Mayoral Control After Bloomberg: Who Rules the Schools?
Speakers include Christopher D. Cerf, Deputy Chancellor for Organizational Strategy, Human Capital and External Relations, New York City Department of Education; Carmen Colon, Executive Director, Association of New York City Education Councils; Ernest A. Logan, President, New York City Council of School Supervisors and Administrators; Alan Maisel, Member, New York State Assembly (D-Brooklyn); and Merryl Tisch, Vice Chancellor, New York State Board of Regents. Samuel G. Freedman, columnist, On Education, New York Times, and professor, Columbia University Graduate School of Journalism, moderates the panel.
When Mayor Michael Bloomberg took office, one of his top priorities was to repair the city's ailing public schools. The state gave him control of the school system five years ago and must soon decide whether to extend that power to future administrations.
Are the schools more accountable today? Are students and teachers more successful? Are parents more fully engaged? Are principals more effective? What is the track record of mayoral control - and should it continue after 2009?- The New School
Christopher Cerf is currently Deputy Chancellor of the New York City Department of Education. Previously, he was a partner in the Public Private Strategy Group, which advises school districts pursuing comprehensive reform strategies. In that capacity, he served for a year as New York City Chancellor Joel Klein’s Chief Advisor on Transformation.
Carmen Colon is the Executive Director of the Association of New York City Education Councils.
Samuel G. Freedman
Samuel Freedman teaches journalism at Columbia University's Graduate School of Journalism. He is the author of six nonfiction books and runs a renowned book-writing seminar each spring.
Joel Klein is Chancellor of the New York City Department of Education, the largest public school system in the United States with over 1.1 million students in over 1,420 schools.
Prior to his appointment to Chancellor in 2002 by Mayor Michael Bloomberg, Klein served as Assistant Attorney General of the United States in charge of the Antitrust Division.

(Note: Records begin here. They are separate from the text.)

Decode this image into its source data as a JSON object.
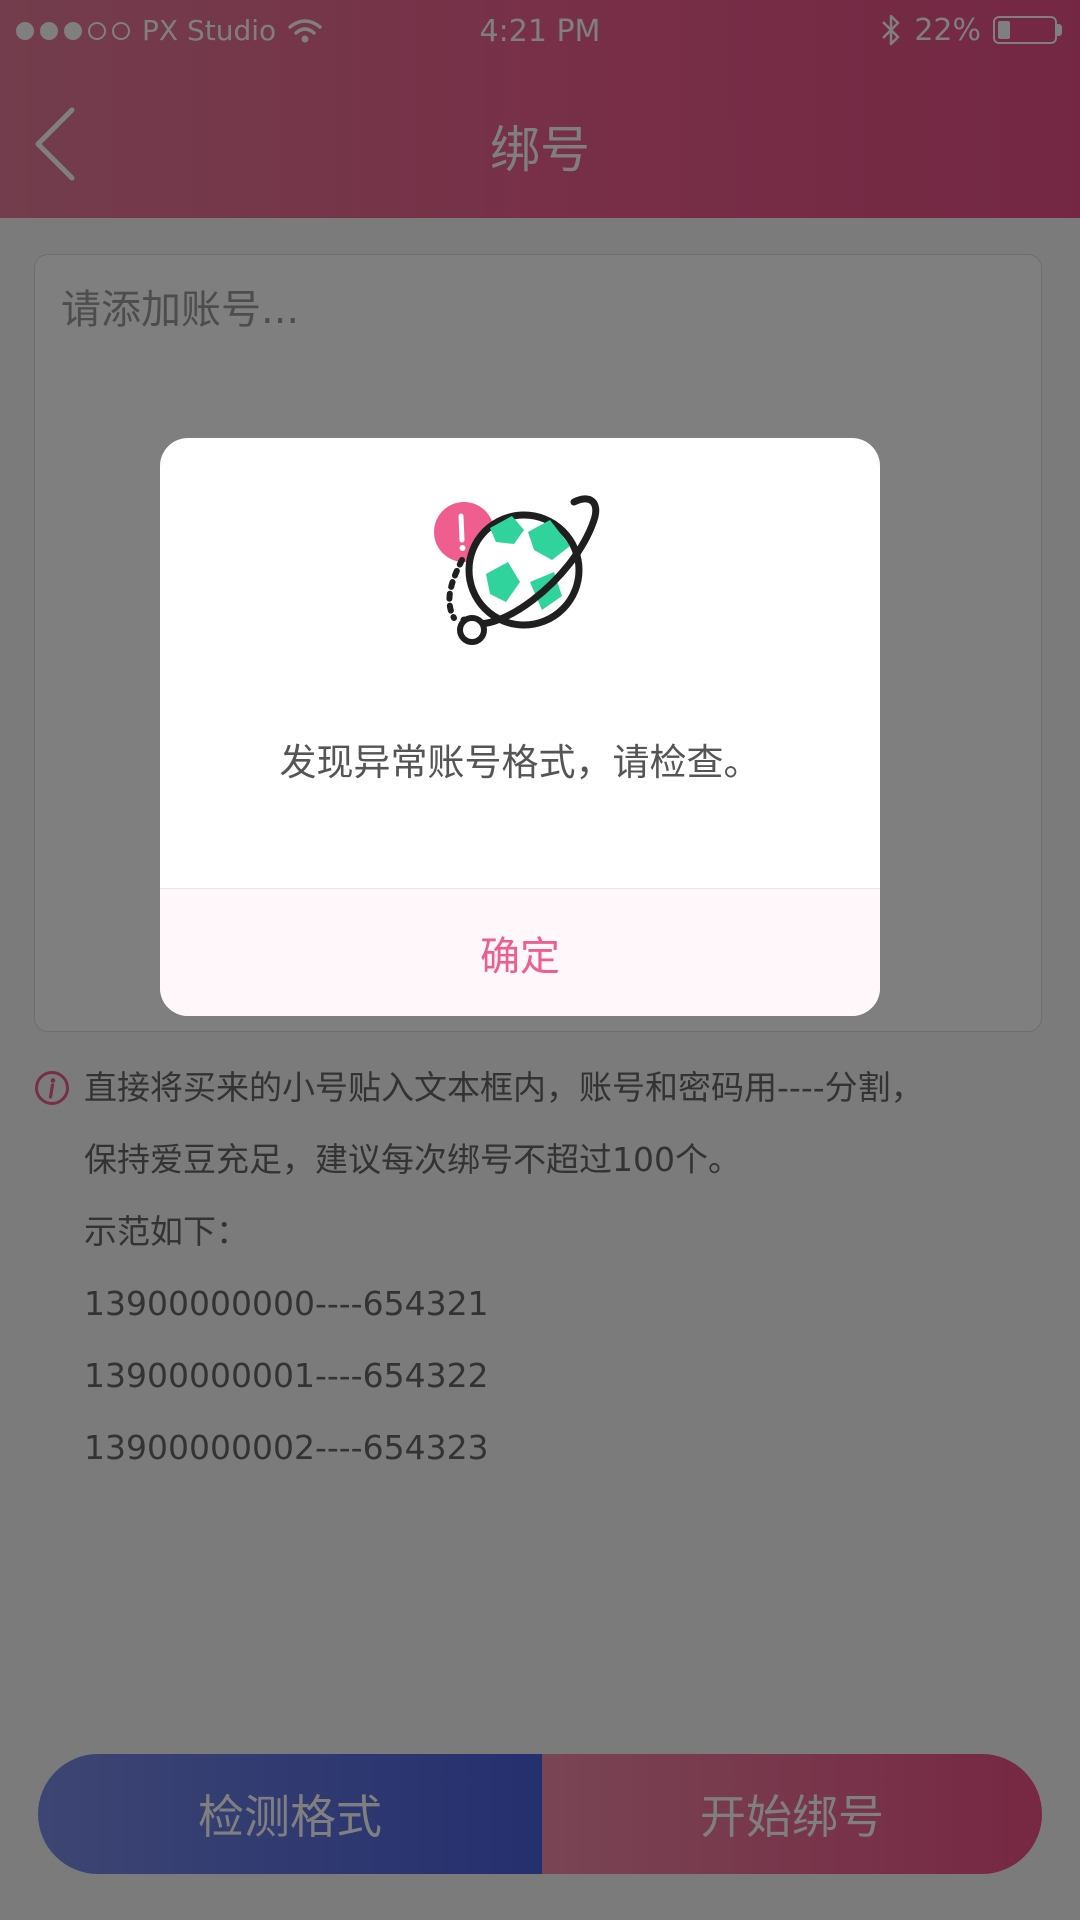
{
  "status_bar": {
    "carrier": "PX Studio",
    "time": "4:21 PM",
    "battery": "22%"
  },
  "header": {
    "title": "绑号"
  },
  "input": {
    "placeholder": "请添加账号..."
  },
  "instructions": {
    "lines": [
      "直接将买来的小号贴入文本框内，账号和密码用----分割，",
      "保持爱豆充足，建议每次绑号不超过100个。",
      "示范如下：",
      "13900000000----654321",
      "13900000001----654322",
      "13900000002----654323"
    ]
  },
  "buttons": {
    "check_format": "检测格式",
    "start_binding": "开始绑号"
  },
  "dialog": {
    "message": "发现异常账号格式，请检查。",
    "confirm": "确定"
  },
  "colors": {
    "header_gradient": [
      "#e67b9a",
      "#e84f86"
    ],
    "check_button": [
      "#7b8be6",
      "#4a5fdd"
    ],
    "bind_button": [
      "#f28aa8",
      "#ee4f86"
    ],
    "accent_pink": "#ee5e8f",
    "globe_green": "#2fd39b"
  },
  "icons": [
    "back-icon",
    "wifi-icon",
    "bluetooth-icon",
    "battery-icon",
    "info-icon",
    "globe-warning-icon"
  ]
}
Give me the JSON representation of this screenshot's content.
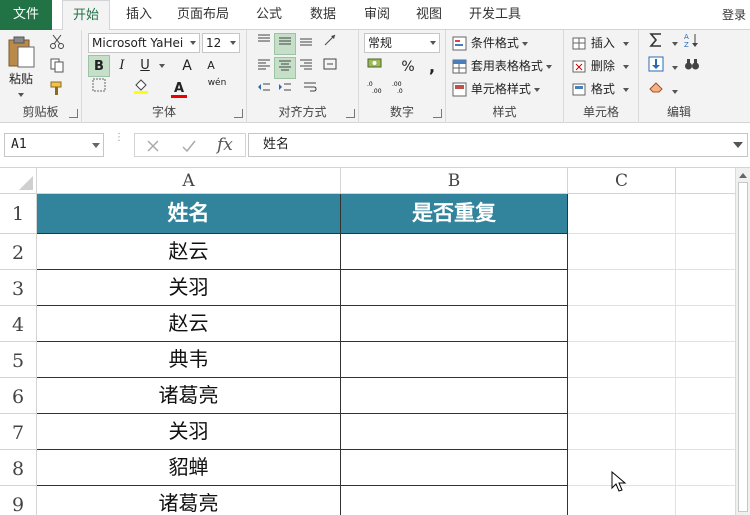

Klein may be best remembered for prosecuting the United States Department of Justice anti-trust case against Microsoft. Before heading up the Antitrust Division, Klein was the deputy to Anne Bingaman, (the wife of Sen. Jeff Bingaman of New Mexico) in that office, and worked in the White House Counsel's office. He was in private practice for many years, specializing in appellate cases.
Klein received his B.A. from Columbia and his J.D. from Harvard Law School. He served as a clerk to U.S. Supreme Court Justice Lewis Powell.
Ernest A. Logan
Ernest A. Logan was elected President of the New York City Council of School Supervisors and Administrators in November 2006 and began serving the union as President on February 1, 2007.
Alan Maisel represents District 59 in the New York State Assembly, which includes large portions of Southeast Brooklyn.
Prior to his election to the Assembly, Maisel served as a member of Community Board #18. Prior to that he served as an Administrative Assistant to Congressman Charles Schumer and Chief of Staff to Assemblyman Frank R. Seddio, who preceded him in office.
He also served as the Assistant Director of the New York State Legislative Task Force on Reapportionment from 1972-1982.
Merryl H. Tisch was appointed to the New York State Board of Regents on April 1, 1996 and reelected to five year terms on April 1, 2001 and April 1, 2006.
She was elected Vice Chancellor by her colleagues effective April 1, 2007.
Andrew White is Director of the Center for New York City Affairs at Milano The New School for Management and Urban Policy. He is a writer on New York City politics, government, neighborhoods and grassroots movements.
Carmen Colon, Executive Director of the Association of New York City Education Councils, criticizes the school system for being run by a chancellor with no experience in education and for discouraging input from parents on policy decisions.